Happiness is Contagious

Maybe mom was right. Research suggests that surrounding yourself with friends and family who are happy can actually increase your own happiness.
Scientists at Harvard University and the University of California, San Diego, found that emotions, particularly happiness, have a viral effect in how they spread from one person to another. For every happy person in your physical social network, you have a 9 percent chance of increasing your own happiness. The effect is more pronounced the closer someone is to you geographically, and it does not seem to include electronic communications. The study, “Dynamic Spread of Happiness in a Large Social Network,” can be found online in the British Medical Journal (www.bmj.com).

This is especially good news considering the potential health benefits of happiness and positivity. A study published in Stroke magazine has indicated a “significant association” between optimism and a reduced risk of stroke. This is in addition to studies that have linked optimism to a healthier immune system, faster wound healing, and a lower risk of heart disease. While the exact cause of the benefits is not clear, one theory is that optimistic people are more likely to take care of their health. In addition, there is hope that teaching optimism could become part of a preventative program for various conditions.

What’s one way to get happy? Try massage! Exposure to stress, a contributing factor to unhappiness, over a long period of time can increase the rate of neural degeneration and increase the risk for Alzheimer’s disease. Luckily, a study from Umea University in Sweden has shown that just five minutes of massage has the potential to lower stress, and 80 minutes of massage has a tremendously positive effect on stress levels. Get massage, get happy, and cheer up your friends and family!

How much do you know about sunscreen?

The Right Sunscreen
Cut through the hype and learn what works
Jason Barbaria
According to the American Cancer Society, more than 2 million people are diagnosed with skin cancer in the United States each year. There are more than 2,000 over-the-counter sunscreen formulas on the market today. How can you tell which sunscreens are the safest, most effective, and represent the best value for your money? In most cases, the answer comes down to the difference between the two types of filtering ingredients.

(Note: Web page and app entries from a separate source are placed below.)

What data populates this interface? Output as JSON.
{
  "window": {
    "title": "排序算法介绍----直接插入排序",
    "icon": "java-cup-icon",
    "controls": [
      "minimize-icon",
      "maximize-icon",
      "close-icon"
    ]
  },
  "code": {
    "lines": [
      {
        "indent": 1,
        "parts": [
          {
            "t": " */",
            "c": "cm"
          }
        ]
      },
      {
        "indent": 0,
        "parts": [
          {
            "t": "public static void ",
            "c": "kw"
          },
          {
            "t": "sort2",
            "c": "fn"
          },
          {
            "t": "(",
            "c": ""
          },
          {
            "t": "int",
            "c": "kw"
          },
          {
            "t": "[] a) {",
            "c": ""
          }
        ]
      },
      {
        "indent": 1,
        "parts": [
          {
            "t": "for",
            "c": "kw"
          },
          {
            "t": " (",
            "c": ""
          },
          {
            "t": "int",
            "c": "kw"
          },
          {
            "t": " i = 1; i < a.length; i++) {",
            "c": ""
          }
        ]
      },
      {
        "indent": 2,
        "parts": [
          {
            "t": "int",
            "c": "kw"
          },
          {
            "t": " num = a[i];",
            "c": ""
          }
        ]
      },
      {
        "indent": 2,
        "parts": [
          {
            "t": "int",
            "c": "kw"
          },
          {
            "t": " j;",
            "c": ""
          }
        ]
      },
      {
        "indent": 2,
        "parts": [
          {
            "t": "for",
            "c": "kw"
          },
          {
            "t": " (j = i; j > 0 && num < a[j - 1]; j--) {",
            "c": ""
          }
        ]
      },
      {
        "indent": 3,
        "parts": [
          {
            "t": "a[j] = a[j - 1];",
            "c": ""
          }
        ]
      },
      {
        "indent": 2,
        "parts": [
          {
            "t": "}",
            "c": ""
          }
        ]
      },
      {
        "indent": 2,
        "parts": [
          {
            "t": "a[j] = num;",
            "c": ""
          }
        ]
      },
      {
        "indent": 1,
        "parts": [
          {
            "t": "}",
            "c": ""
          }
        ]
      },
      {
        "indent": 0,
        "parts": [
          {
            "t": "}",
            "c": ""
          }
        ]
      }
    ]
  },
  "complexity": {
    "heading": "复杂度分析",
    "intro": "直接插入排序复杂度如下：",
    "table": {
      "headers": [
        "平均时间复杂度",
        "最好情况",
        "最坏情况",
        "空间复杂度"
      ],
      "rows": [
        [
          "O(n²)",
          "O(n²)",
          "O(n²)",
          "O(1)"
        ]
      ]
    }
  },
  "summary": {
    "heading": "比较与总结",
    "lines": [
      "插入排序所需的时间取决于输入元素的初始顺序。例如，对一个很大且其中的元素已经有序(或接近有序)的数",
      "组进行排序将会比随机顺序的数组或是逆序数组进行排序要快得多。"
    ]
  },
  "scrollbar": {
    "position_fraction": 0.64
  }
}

Chemical or Physical?The UV radiation in sunlight consists of UV-A, UV-B, and UV-C rays. UV-A and UV-B are both responsible for photoaging, skin cancer, sunburn, tanning, and wrinkling. UV-C is not a factor in skin health, as it is absorbed by the Earth’s atmosphere and does not reach us in significant amounts. Broad-spectrum sunscreen protects against both UV-A and UV-B. This protection can work in one of two ways: chemical or physical.

CHEMICAL UV FILTERS-Work by absorbing UV radiation.
-Require application 30 minutes before sun exposure.
-Provide partial protection from UV spectrum.
-May irritate the skin and eyes.
-Not regulated for safety by the US Food and Drug Administration (FDA); some may even be carcinogenic.
-Not photostable (exposure to sunlight degrades effectiveness).
-Avobenzone is the most commonly used chemical filter ingredient.

PHYSICAL UV FILTERS-Work by reflecting UV radiation.
-Start protecting immediately upon use.
-Provide full broad-spectrum protection.
-Non-irritating to skin and eyes.
-Safe, as particles do not penetrate the skin.
-Highly photostable (exposure to sunlight does not change effectiveness).

Zinc oxide and titanium dioxide are the most commonly used physical filter ingredients. Clothing and shade structures also count as physical filters.